What is required
Where an entry contains an image, leave the image out; restate everything else exactly.

- - - -

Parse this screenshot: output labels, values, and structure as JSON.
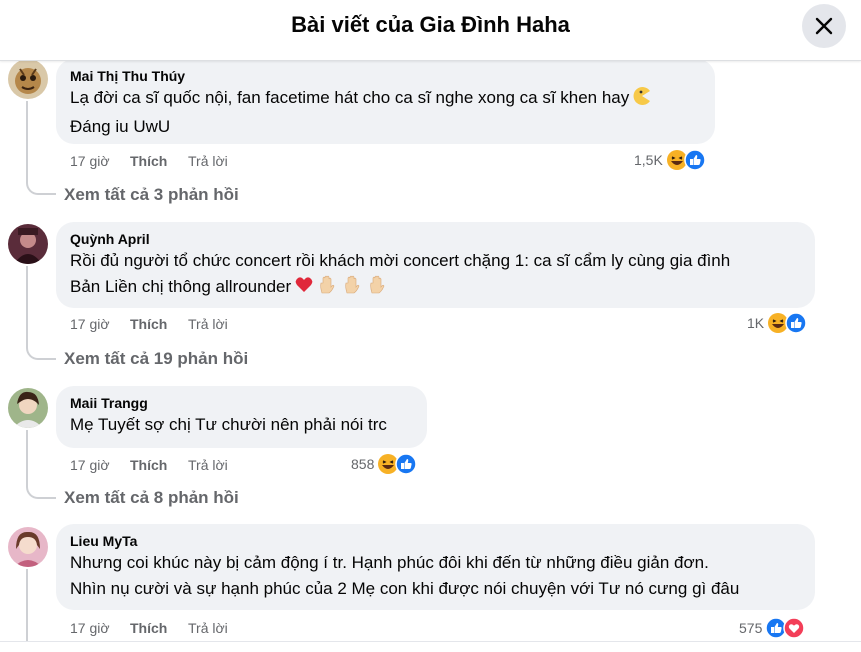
{
  "header": {
    "title": "Bài viết của Gia Đình Haha",
    "close_icon": "close-icon"
  },
  "comments": [
    {
      "author": "Mai Thị Thu Thúy",
      "lines": [
        "Lạ đời ca sĩ quốc nội, fan facetime hát cho ca sĩ nghe xong ca sĩ khen hay",
        "Đáng iu UwU"
      ],
      "inline_emoji": "pacman-emoji",
      "time": "17 giờ",
      "like": "Thích",
      "reply": "Trả lời",
      "reaction_count": "1,5K",
      "reactions": [
        "haha",
        "like"
      ],
      "view_replies": "Xem tất cả 3 phản hồi"
    },
    {
      "author": "Quỳnh April",
      "lines": [
        "Rồi đủ người tổ chức concert rồi khách mời concert chặng 1: ca sĩ cẩm ly cùng gia đình",
        "Bản Liền chị thông allrounder"
      ],
      "inline_emoji": "heart-and-raised-hands-emoji",
      "time": "17 giờ",
      "like": "Thích",
      "reply": "Trả lời",
      "reaction_count": "1K",
      "reactions": [
        "haha",
        "like"
      ],
      "view_replies": "Xem tất cả 19 phản hồi"
    },
    {
      "author": "Maii Trangg",
      "lines": [
        "Mẹ Tuyết sợ chị Tư chười nên phải nói trc"
      ],
      "time": "17 giờ",
      "like": "Thích",
      "reply": "Trả lời",
      "reaction_count": "858",
      "reactions": [
        "haha",
        "like"
      ],
      "view_replies": "Xem tất cả 8 phản hồi"
    },
    {
      "author": "Lieu MyTa",
      "lines": [
        "Nhưng coi khúc này bị cảm động í tr. Hạnh phúc đôi khi đến từ những điều giản đơn.",
        "Nhìn nụ cười và sự hạnh phúc của 2 Mẹ con khi được nói chuyện với Tư nó cưng gì đâu"
      ],
      "time": "17 giờ",
      "like": "Thích",
      "reply": "Trả lời",
      "reaction_count": "575",
      "reactions": [
        "like",
        "love"
      ]
    }
  ],
  "colors": {
    "bubble": "#f0f2f5",
    "secondary_text": "#65676b",
    "like_blue": "#1877f2",
    "haha_yellow": "#f7b125",
    "love_red": "#f33e58"
  }
}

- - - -

Exercise output
Parse this screenshot: output labels, values, and structure as JSON.
{
  "header": {
    "title": "Bài viết của Gia Đình Haha",
    "close_icon": "close-icon"
  },
  "comments": [
    {
      "author": "Mai Thị Thu Thúy",
      "lines": [
        "Lạ đời ca sĩ quốc nội, fan facetime hát cho ca sĩ nghe xong ca sĩ khen hay",
        "Đáng iu UwU"
      ],
      "inline_emoji": "pacman-emoji",
      "time": "17 giờ",
      "like": "Thích",
      "reply": "Trả lời",
      "reaction_count": "1,5K",
      "reactions": [
        "haha",
        "like"
      ],
      "view_replies": "Xem tất cả 3 phản hồi"
    },
    {
      "author": "Quỳnh April",
      "lines": [
        "Rồi đủ người tổ chức concert rồi khách mời concert chặng 1: ca sĩ cẩm ly cùng gia đình",
        "Bản Liền chị thông allrounder"
      ],
      "inline_emoji": "heart-and-raised-hands-emoji",
      "time": "17 giờ",
      "like": "Thích",
      "reply": "Trả lời",
      "reaction_count": "1K",
      "reactions": [
        "haha",
        "like"
      ],
      "view_replies": "Xem tất cả 19 phản hồi"
    },
    {
      "author": "Maii Trangg",
      "lines": [
        "Mẹ Tuyết sợ chị Tư chười nên phải nói trc"
      ],
      "time": "17 giờ",
      "like": "Thích",
      "reply": "Trả lời",
      "reaction_count": "858",
      "reactions": [
        "haha",
        "like"
      ],
      "view_replies": "Xem tất cả 8 phản hồi"
    },
    {
      "author": "Lieu MyTa",
      "lines": [
        "Nhưng coi khúc này bị cảm động í tr. Hạnh phúc đôi khi đến từ những điều giản đơn.",
        "Nhìn nụ cười và sự hạnh phúc của 2 Mẹ con khi được nói chuyện với Tư nó cưng gì đâu"
      ],
      "time": "17 giờ",
      "like": "Thích",
      "reply": "Trả lời",
      "reaction_count": "575",
      "reactions": [
        "like",
        "love"
      ]
    }
  ],
  "colors": {
    "bubble": "#f0f2f5",
    "secondary_text": "#65676b",
    "like_blue": "#1877f2",
    "haha_yellow": "#f7b125",
    "love_red": "#f33e58"
  }
}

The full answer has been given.